January 1st, 2014
Where to Stand: Some Notes on Liner Notes
We seem to have lost the liner notes. On some labels and for some artists the liner note provided a context or key to the music contained within. Reading song lyrics while listening to an album for the first time was an important ritual. Before the counter-culture was totally absorbed into mass culture, the photographs on the album were a window into a new form of life. An album required decoding and the casing provided some of the clues.
For those too young to remember, the liner note was an essay, photographs, lyrics, credits, etc., usually printed on the inner sleeve of a vinyl record album. The sleeve that held the vinyl platter was called a record liner, sometimes referred to as a dust jacket. When commercially recorded music became digital bits there was no need for a dust jacket and thus no where to print the liner notes. The material relationship of the liner note to the physical media that holds the encoded music can’t be replaced with hyperlinks.
The record album created the perfect canvas for the liner note. Its size was more like an art book, plenty of room for the interplay of text and image. The compact disc shrunk everything down to an unreadable size. Text is still printed on compact disc packages, but only as a matter of form. It’s like those credits that roll by at hyper speed at the end of a television show. You know they say something, but they’re not really meant to be read.
Allen Ginsberg writing about Bob Dylan’s album “Desire” is my strongest memory from the heyday of liner notes. Listening to the music through Ginsberg’s lens connected it to a long line of poetry and song. Long afternoons lying next to the stereo, reading and discussing the notes, listening to the tunes, parsing the lyrics until they were burned into memory.
Recently I’ve had a similar experience with poetry and podcasts. While footnotes to the poetry of Wordsworth and Milton don’t always give me the same charge — listening to close readings of the poetry is like getting a great set of liner notes. Here are a few that I’ve listened to more than once:
If liner notes were to make some kind of comeback, I think they might look more like what Anil Prasad does with his web site Innerviews. His interviews with musicians are completely different than anything you’ll find in the commercial music press. His writing opens up both the players and the music. When I first discovered it I realized that I’d missed years of great interviews. I spent days going from Bill Bruford to Allan Holdsworth to Zoe Keating to Laurie Anderson, and then to Marc Ribot and Joan Jeanrenaud. I have to be very careful about visiting Innerviews. I start reading and when I look up, several hours have passed and I wonder if I can squeeze in just one more interview.
Another possibility for liner notes is the video note. Here, soprano Joyce DiDonato talks about singing an aria from Rossini’s “La Donna del Lago.” This is a warm up for a concert, but it would be a welcome addition to a recording.

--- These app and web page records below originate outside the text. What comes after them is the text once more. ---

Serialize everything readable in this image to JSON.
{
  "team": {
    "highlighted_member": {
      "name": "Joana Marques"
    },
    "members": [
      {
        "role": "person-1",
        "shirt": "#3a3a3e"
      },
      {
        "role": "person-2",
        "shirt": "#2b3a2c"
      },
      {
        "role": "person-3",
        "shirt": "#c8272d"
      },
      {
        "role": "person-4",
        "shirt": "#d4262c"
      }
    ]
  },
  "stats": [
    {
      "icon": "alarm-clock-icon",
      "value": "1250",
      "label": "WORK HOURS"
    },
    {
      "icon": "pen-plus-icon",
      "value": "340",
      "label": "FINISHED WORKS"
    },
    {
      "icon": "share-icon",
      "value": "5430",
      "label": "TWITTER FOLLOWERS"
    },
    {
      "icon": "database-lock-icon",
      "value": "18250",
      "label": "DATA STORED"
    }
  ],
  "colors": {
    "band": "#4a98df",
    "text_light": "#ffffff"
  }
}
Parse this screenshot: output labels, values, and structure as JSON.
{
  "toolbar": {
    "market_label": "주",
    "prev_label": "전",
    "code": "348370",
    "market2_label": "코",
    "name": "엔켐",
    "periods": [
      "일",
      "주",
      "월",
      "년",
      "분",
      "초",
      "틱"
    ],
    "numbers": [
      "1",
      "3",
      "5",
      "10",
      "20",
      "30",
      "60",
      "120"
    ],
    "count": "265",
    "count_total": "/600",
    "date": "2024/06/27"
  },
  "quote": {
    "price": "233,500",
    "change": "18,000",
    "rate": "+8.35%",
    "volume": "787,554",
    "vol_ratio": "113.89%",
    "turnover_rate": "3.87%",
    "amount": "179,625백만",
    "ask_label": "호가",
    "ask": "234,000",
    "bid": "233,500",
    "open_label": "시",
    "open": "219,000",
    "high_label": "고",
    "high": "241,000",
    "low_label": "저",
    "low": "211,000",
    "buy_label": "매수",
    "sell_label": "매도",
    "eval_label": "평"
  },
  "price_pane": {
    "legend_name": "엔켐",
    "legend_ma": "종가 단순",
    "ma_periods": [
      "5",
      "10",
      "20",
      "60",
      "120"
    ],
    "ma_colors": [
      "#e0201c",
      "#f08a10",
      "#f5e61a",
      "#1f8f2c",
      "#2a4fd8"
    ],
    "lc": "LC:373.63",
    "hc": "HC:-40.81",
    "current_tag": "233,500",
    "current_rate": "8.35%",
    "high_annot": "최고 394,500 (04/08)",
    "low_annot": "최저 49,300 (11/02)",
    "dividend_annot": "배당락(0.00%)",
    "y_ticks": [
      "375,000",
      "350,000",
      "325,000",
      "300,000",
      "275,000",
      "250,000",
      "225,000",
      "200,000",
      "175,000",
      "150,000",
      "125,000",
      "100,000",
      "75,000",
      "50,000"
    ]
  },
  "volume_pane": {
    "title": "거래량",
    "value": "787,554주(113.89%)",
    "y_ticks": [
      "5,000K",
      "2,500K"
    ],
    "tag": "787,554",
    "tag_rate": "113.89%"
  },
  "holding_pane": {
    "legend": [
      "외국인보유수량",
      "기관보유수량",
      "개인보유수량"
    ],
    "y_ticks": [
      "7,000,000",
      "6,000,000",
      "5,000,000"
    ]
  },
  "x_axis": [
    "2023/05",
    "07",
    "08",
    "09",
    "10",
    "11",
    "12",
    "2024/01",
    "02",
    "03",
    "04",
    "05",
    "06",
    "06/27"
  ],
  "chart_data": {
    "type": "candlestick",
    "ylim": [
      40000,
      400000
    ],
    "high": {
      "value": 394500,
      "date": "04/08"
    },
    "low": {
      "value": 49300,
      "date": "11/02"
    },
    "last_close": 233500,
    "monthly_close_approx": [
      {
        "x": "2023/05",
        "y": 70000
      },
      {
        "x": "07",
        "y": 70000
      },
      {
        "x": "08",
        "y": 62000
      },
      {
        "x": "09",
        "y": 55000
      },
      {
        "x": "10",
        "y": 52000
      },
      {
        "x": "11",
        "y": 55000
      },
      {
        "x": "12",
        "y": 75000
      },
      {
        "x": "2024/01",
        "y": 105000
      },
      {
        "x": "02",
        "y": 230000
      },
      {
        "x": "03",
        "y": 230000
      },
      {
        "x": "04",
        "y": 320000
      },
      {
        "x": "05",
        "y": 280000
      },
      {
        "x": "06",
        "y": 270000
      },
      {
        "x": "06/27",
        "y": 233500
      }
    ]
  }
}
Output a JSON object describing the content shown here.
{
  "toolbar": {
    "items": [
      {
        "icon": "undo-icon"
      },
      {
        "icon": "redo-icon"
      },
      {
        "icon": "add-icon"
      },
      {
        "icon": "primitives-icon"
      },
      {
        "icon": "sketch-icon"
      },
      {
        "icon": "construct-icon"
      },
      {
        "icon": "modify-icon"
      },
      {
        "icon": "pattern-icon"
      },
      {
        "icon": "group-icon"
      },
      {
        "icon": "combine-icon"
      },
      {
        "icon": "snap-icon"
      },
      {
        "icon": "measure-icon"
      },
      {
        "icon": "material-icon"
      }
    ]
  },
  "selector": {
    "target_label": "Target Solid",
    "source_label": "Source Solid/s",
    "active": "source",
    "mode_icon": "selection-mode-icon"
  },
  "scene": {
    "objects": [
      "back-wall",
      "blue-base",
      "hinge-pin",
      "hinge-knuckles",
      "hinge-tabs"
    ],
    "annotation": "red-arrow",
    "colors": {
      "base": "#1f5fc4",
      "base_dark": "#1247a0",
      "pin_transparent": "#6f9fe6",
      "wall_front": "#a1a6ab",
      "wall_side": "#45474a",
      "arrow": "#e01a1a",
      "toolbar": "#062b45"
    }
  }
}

The video liner note that kicked off this whole train of thought was the DVD that accompanies Jeremy Denk’s new recording of Bach’s “Goldberg Variations.” Denk is both a writer and a musician, and is particularly adept at taking you inside the music and the experience of playing it. Listening to Denk talk about what he’s playing is much like listening to Timothy Morton read and interpret Shelley’s poem “Mont Blanc.” You go back to the work with new eyes and the aesthetic object unfolding in front of you bristles with new possibilities.
The liner note was physically linked to the media it described. You’d think in an age where the hyperlink has become so dominant that liner notes would proliferate. But like a restaurant with hundreds of online reviews, you have trouble knowing where to turn. You need a review of the reviewers to even get started. Here the economy of abundance is a detriment, it’s the limitations that force the liner note to be something special.
A last liner note, this one also by Jeremy Denk. I’d always had trouble hearing Gyorgy Ligeti’s piano etudes. Somehow my ears weren’t quite ready. A work of art asks you to attune to it in a certain way. To see perspective in a classical painting, you need to stand in a certain spot with respect to the canvas. Listening to music is much the same. Sometimes it’s the liner note that tells you where to stand.